App and web page records:
◆ ◆ ◆ ◆ ◆ ◆ ◆

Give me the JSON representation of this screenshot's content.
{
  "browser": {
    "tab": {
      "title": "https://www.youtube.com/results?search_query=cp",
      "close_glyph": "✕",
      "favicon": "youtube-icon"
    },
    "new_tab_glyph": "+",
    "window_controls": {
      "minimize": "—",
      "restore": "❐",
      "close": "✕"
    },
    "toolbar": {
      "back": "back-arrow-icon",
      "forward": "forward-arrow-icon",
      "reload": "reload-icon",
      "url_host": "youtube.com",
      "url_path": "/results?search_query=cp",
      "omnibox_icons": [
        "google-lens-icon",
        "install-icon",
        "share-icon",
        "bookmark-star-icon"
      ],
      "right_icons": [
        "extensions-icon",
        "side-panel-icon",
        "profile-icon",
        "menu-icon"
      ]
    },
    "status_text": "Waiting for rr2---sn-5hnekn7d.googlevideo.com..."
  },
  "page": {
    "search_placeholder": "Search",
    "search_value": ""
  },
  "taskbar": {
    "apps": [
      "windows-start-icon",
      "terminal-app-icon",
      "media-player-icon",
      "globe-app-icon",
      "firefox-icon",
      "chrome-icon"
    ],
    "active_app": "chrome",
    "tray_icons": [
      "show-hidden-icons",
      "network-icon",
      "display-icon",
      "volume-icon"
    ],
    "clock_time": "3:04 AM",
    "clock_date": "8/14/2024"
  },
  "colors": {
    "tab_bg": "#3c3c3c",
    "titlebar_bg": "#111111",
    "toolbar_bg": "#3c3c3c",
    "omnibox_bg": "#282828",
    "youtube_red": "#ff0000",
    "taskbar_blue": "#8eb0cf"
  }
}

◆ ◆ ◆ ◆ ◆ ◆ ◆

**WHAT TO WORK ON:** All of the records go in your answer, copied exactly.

**EXERCISE SOLUTION:**
Give me the JSON representation of this screenshot's content.
{
  "browser": {
    "tab": {
      "title": "https://www.youtube.com/results?search_query=cp",
      "close_glyph": "✕",
      "favicon": "youtube-icon"
    },
    "new_tab_glyph": "+",
    "window_controls": {
      "minimize": "—",
      "restore": "❐",
      "close": "✕"
    },
    "toolbar": {
      "back": "back-arrow-icon",
      "forward": "forward-arrow-icon",
      "reload": "reload-icon",
      "url_host": "youtube.com",
      "url_path": "/results?search_query=cp",
      "omnibox_icons": [
        "google-lens-icon",
        "install-icon",
        "share-icon",
        "bookmark-star-icon"
      ],
      "right_icons": [
        "extensions-icon",
        "side-panel-icon",
        "profile-icon",
        "menu-icon"
      ]
    },
    "status_text": "Waiting for rr2---sn-5hnekn7d.googlevideo.com..."
  },
  "page": {
    "search_placeholder": "Search",
    "search_value": ""
  },
  "taskbar": {
    "apps": [
      "windows-start-icon",
      "terminal-app-icon",
      "media-player-icon",
      "globe-app-icon",
      "firefox-icon",
      "chrome-icon"
    ],
    "active_app": "chrome",
    "tray_icons": [
      "show-hidden-icons",
      "network-icon",
      "display-icon",
      "volume-icon"
    ],
    "clock_time": "3:04 AM",
    "clock_date": "8/14/2024"
  },
  "colors": {
    "tab_bg": "#3c3c3c",
    "titlebar_bg": "#111111",
    "toolbar_bg": "#3c3c3c",
    "omnibox_bg": "#282828",
    "youtube_red": "#ff0000",
    "taskbar_blue": "#8eb0cf"
  }
}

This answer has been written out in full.